## TO DO:
Among the entries below, find the lines that hold the word "打一成语" and report them.

## INPUT DATA:

┄┄┄┄┄┄┄┄┄┄

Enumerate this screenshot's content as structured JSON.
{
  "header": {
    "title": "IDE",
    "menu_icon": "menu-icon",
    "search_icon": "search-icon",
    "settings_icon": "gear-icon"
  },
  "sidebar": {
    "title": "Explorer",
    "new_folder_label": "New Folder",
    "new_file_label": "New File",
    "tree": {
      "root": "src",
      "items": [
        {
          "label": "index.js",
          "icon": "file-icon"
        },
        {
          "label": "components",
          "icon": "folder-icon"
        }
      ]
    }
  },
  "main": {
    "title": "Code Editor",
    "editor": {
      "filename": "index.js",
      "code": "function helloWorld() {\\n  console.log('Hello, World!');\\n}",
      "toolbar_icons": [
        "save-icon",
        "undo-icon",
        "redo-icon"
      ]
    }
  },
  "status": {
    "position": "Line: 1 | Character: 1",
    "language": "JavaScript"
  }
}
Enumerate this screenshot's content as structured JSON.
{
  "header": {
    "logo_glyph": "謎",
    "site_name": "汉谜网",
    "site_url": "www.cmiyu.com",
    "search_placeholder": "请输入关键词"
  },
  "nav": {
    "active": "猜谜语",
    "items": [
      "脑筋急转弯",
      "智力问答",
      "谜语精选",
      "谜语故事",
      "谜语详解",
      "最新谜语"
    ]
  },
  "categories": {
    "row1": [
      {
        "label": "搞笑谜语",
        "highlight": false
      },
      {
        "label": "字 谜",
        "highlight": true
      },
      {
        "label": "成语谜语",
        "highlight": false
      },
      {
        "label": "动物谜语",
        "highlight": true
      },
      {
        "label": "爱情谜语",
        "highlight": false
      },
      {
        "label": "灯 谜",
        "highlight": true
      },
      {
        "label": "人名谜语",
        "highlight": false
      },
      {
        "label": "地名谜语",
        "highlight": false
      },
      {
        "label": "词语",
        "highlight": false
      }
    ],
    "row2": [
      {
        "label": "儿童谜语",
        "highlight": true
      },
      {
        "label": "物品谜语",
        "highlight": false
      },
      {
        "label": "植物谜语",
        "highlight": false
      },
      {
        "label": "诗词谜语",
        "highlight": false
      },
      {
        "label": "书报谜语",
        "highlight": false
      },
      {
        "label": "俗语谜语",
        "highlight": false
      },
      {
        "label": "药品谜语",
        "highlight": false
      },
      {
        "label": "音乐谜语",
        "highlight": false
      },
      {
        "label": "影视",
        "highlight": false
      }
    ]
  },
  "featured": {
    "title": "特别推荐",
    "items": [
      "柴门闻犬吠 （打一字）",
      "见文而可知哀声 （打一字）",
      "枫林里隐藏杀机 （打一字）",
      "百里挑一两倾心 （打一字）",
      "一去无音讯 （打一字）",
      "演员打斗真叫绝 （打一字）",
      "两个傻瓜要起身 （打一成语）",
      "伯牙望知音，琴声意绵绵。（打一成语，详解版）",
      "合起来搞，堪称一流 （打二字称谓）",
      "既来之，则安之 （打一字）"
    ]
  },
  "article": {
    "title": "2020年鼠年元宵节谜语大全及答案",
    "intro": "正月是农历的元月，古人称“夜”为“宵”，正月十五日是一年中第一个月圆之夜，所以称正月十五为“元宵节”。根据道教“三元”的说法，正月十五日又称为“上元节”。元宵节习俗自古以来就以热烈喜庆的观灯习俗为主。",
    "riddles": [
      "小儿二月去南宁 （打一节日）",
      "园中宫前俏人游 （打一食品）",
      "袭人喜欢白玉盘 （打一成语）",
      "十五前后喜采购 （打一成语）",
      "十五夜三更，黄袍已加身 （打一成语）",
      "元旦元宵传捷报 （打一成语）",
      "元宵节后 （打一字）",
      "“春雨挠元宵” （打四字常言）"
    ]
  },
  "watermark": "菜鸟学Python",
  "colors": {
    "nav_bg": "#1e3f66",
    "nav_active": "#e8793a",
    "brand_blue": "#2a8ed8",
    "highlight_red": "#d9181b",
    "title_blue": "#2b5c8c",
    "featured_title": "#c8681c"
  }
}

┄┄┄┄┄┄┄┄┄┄

## RESPONSE TO THIS EXERCISE:
      "两个傻瓜要起身 （打一成语）",
      "伯牙望知音，琴声意绵绵。（打一成语，详解版）",
      "袭人喜欢白玉盘 （打一成语）",
      "十五前后喜采购 （打一成语）",
      "十五夜三更，黄袍已加身 （打一成语）",
      "元旦元宵传捷报 （打一成语）",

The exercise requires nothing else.